Scan the listing below. Return every line containing the string "version".

SUPPLIED INFORMATION ::
____________

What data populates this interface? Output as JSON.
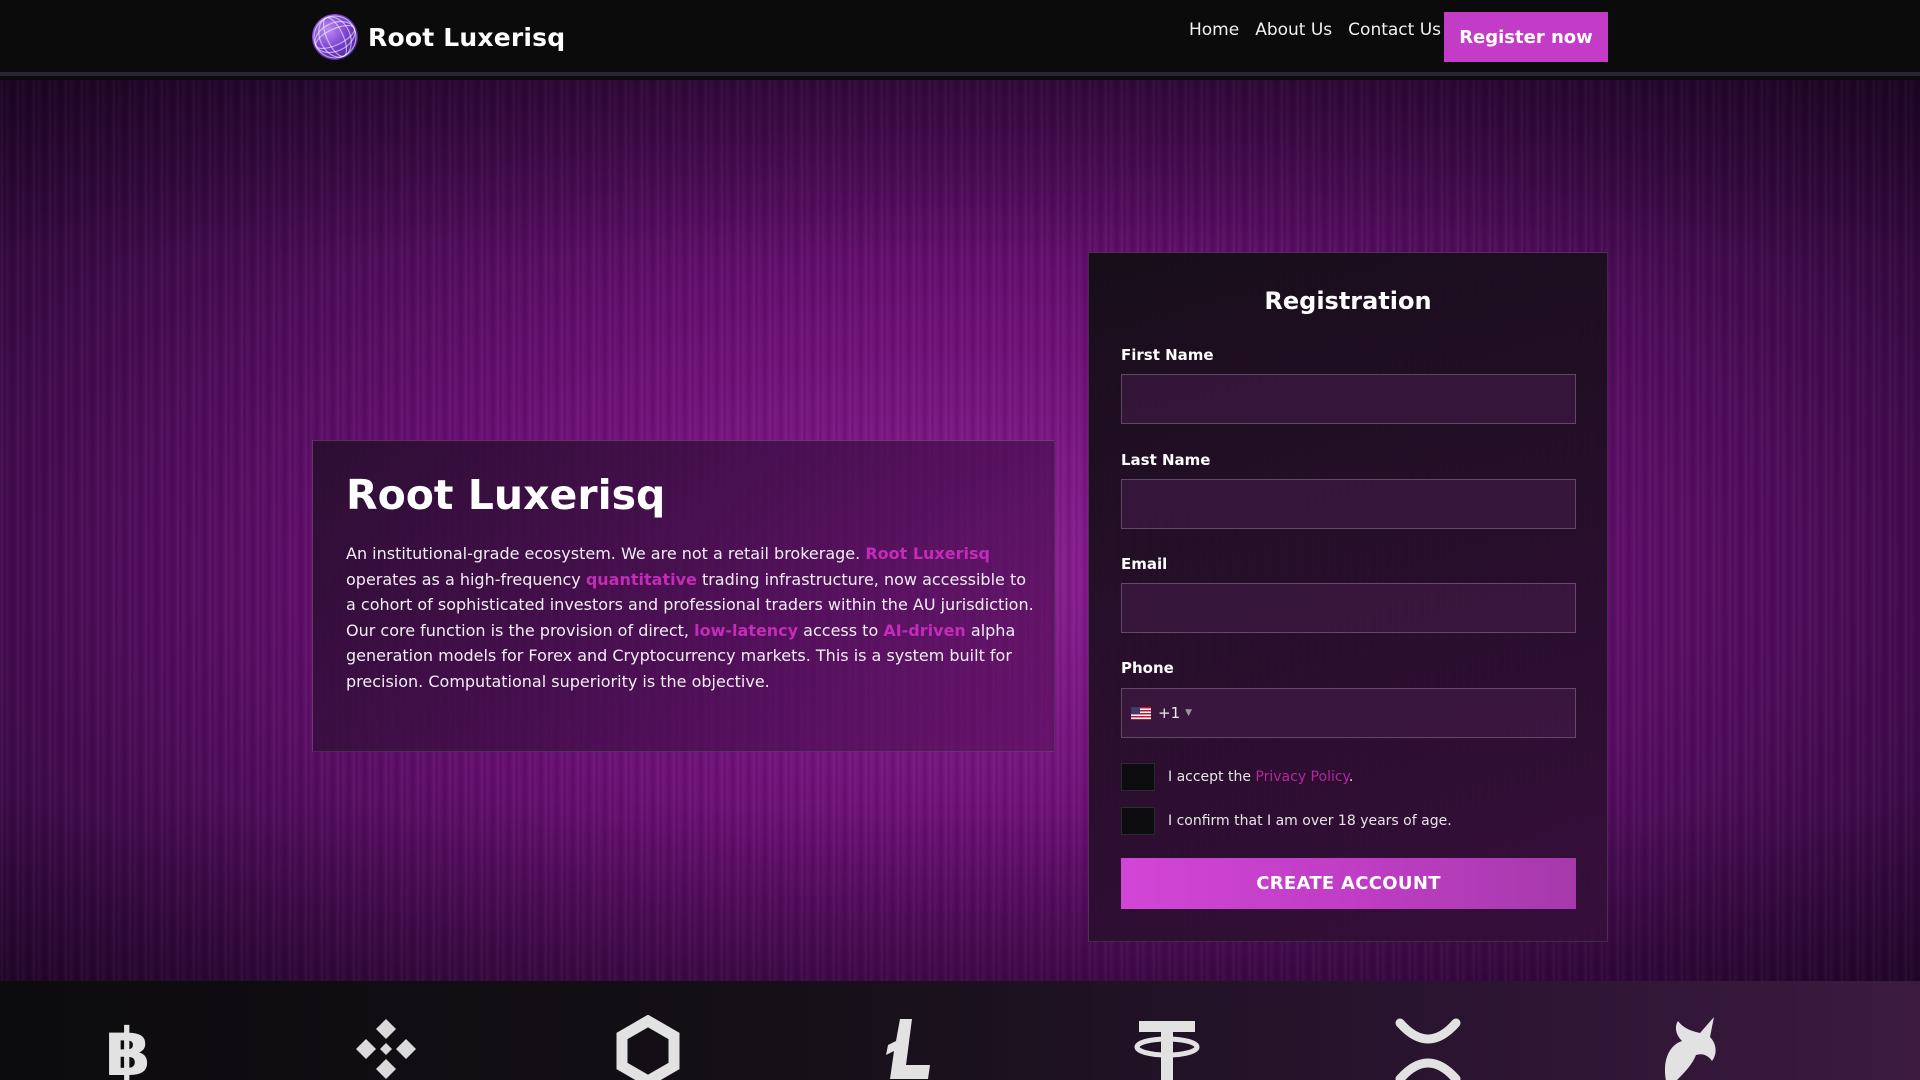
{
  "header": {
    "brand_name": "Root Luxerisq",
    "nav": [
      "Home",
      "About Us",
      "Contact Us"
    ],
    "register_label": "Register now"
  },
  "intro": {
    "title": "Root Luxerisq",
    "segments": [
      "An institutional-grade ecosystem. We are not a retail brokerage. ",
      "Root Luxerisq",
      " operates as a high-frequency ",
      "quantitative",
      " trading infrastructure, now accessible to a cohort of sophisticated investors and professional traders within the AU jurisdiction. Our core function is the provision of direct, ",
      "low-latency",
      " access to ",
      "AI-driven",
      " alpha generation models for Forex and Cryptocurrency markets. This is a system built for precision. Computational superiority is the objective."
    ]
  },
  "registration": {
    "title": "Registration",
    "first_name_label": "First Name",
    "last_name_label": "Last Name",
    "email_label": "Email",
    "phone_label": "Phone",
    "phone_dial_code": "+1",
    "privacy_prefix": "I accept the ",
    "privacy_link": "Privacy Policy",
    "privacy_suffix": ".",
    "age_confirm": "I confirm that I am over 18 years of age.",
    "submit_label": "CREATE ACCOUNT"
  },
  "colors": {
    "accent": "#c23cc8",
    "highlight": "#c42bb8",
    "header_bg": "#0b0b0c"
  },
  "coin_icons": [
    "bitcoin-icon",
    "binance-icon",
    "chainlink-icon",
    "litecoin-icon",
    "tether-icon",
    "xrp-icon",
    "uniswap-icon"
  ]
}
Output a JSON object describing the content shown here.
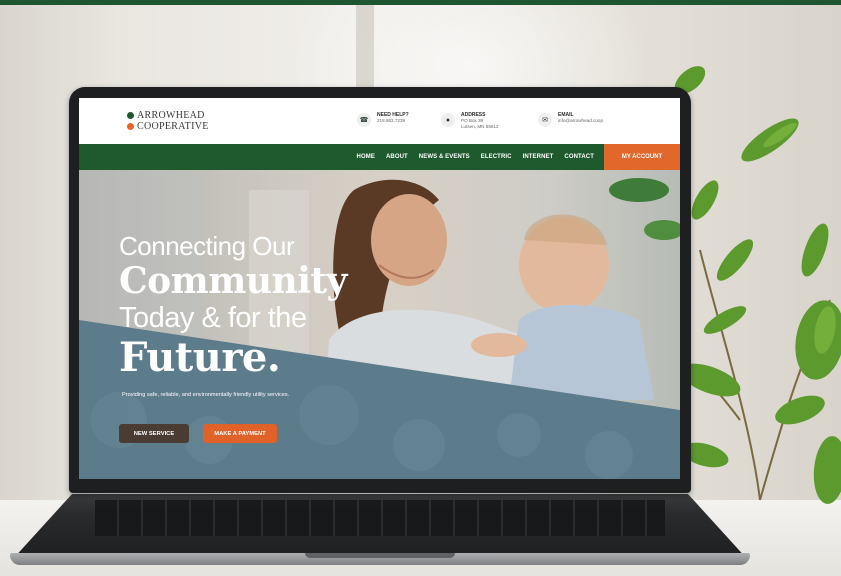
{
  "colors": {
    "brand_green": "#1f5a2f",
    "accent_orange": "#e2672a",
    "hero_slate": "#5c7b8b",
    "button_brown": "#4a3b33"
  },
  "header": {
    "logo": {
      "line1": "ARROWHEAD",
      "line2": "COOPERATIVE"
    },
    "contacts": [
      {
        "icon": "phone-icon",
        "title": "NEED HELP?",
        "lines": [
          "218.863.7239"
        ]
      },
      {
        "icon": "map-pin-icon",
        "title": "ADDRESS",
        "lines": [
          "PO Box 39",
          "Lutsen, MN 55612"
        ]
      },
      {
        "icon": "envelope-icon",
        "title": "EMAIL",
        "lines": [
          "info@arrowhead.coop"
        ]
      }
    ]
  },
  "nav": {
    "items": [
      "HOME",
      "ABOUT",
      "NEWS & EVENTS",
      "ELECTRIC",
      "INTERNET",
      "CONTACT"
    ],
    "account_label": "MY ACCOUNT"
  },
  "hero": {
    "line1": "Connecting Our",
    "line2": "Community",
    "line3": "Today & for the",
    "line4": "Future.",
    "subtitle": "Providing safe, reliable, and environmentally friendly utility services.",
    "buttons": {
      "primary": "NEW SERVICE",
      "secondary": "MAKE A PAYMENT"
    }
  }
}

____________

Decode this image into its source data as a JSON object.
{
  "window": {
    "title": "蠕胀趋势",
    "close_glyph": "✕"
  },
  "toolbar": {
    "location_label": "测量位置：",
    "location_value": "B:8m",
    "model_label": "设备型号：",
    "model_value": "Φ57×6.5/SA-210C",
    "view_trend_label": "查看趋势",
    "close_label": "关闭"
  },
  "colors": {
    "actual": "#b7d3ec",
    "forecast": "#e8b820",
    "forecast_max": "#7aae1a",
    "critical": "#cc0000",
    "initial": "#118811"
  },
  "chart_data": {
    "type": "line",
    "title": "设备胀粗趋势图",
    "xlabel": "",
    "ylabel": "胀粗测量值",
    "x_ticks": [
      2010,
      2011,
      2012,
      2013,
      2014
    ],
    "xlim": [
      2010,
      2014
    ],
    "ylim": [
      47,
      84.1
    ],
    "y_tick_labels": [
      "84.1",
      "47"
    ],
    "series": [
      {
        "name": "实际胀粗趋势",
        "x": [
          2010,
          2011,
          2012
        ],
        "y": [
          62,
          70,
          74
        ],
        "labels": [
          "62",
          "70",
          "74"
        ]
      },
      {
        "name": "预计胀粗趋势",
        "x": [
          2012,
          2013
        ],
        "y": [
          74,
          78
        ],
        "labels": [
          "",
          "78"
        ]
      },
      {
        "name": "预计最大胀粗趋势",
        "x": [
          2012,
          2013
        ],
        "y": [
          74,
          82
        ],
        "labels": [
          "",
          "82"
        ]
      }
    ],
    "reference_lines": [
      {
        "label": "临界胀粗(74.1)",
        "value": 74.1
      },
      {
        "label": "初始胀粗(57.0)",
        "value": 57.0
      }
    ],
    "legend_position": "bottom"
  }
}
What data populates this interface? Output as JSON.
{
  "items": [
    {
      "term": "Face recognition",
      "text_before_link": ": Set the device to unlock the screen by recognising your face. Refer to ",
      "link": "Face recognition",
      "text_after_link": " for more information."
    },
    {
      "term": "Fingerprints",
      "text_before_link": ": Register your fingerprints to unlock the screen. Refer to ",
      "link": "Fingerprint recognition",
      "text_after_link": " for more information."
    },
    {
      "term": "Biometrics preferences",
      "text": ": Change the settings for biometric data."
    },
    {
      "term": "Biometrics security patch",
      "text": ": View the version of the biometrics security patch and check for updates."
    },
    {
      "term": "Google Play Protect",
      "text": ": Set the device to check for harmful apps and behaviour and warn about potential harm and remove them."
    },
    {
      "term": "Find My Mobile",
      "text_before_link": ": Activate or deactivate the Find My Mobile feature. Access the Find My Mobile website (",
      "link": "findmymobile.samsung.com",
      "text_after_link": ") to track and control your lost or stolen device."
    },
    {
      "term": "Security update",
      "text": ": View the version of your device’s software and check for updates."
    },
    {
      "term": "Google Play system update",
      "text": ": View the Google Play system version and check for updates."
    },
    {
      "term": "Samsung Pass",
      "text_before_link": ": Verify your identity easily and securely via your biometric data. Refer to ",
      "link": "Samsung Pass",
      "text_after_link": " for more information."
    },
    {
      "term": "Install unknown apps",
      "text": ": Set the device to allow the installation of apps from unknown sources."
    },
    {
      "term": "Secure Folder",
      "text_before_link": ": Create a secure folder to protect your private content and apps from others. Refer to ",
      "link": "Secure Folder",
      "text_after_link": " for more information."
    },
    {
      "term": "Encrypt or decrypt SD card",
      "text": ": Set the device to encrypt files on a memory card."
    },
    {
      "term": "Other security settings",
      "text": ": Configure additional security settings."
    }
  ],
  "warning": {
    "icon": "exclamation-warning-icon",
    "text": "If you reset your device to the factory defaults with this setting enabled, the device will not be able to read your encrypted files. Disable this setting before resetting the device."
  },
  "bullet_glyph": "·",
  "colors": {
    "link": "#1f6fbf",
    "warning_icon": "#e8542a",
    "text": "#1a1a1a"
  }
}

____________

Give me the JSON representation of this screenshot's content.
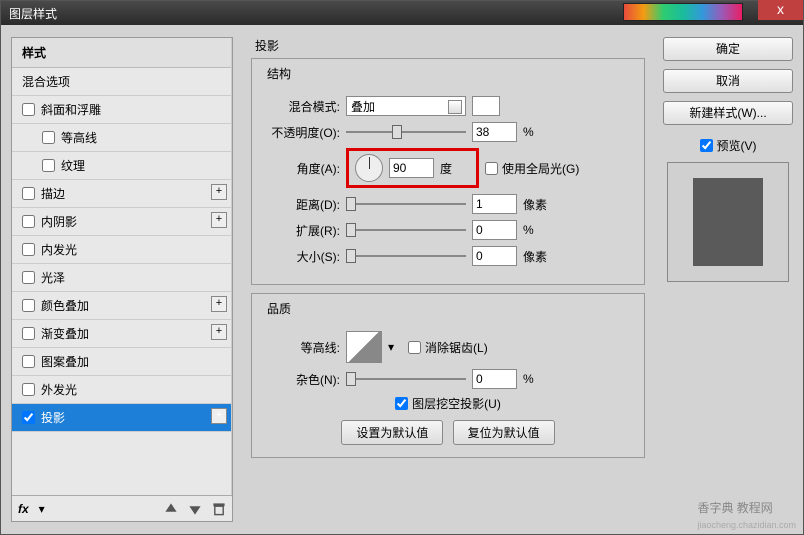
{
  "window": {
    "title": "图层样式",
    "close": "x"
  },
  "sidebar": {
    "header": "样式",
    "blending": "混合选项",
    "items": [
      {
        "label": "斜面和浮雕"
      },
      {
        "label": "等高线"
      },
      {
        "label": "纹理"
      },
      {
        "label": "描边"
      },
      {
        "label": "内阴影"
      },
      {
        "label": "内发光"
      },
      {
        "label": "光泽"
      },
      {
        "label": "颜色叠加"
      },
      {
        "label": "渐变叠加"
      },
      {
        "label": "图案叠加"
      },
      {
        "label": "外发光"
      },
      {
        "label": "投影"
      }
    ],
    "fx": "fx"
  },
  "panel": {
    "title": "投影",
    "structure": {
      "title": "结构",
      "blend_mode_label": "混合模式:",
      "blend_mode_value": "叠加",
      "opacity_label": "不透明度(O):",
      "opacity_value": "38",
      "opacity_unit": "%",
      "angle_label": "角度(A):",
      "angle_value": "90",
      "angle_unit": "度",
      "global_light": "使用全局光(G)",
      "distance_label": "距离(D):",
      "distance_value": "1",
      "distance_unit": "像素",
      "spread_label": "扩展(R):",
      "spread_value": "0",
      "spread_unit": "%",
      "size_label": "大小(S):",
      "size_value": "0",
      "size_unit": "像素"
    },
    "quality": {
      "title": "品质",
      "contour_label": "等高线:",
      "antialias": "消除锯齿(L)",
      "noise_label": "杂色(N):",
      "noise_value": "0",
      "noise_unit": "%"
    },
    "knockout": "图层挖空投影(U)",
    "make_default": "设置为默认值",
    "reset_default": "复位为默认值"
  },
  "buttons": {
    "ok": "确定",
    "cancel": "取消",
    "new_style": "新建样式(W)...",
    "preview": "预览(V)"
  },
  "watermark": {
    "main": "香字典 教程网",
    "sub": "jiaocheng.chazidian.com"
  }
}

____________

ANSWER TO THIS TASK ::
      "text": ": View the version of the biometrics security patch and check for updates."
      "text": ": View the version of your device’s software and check for updates."
      "text": ": View the Google Play system version and check for updates."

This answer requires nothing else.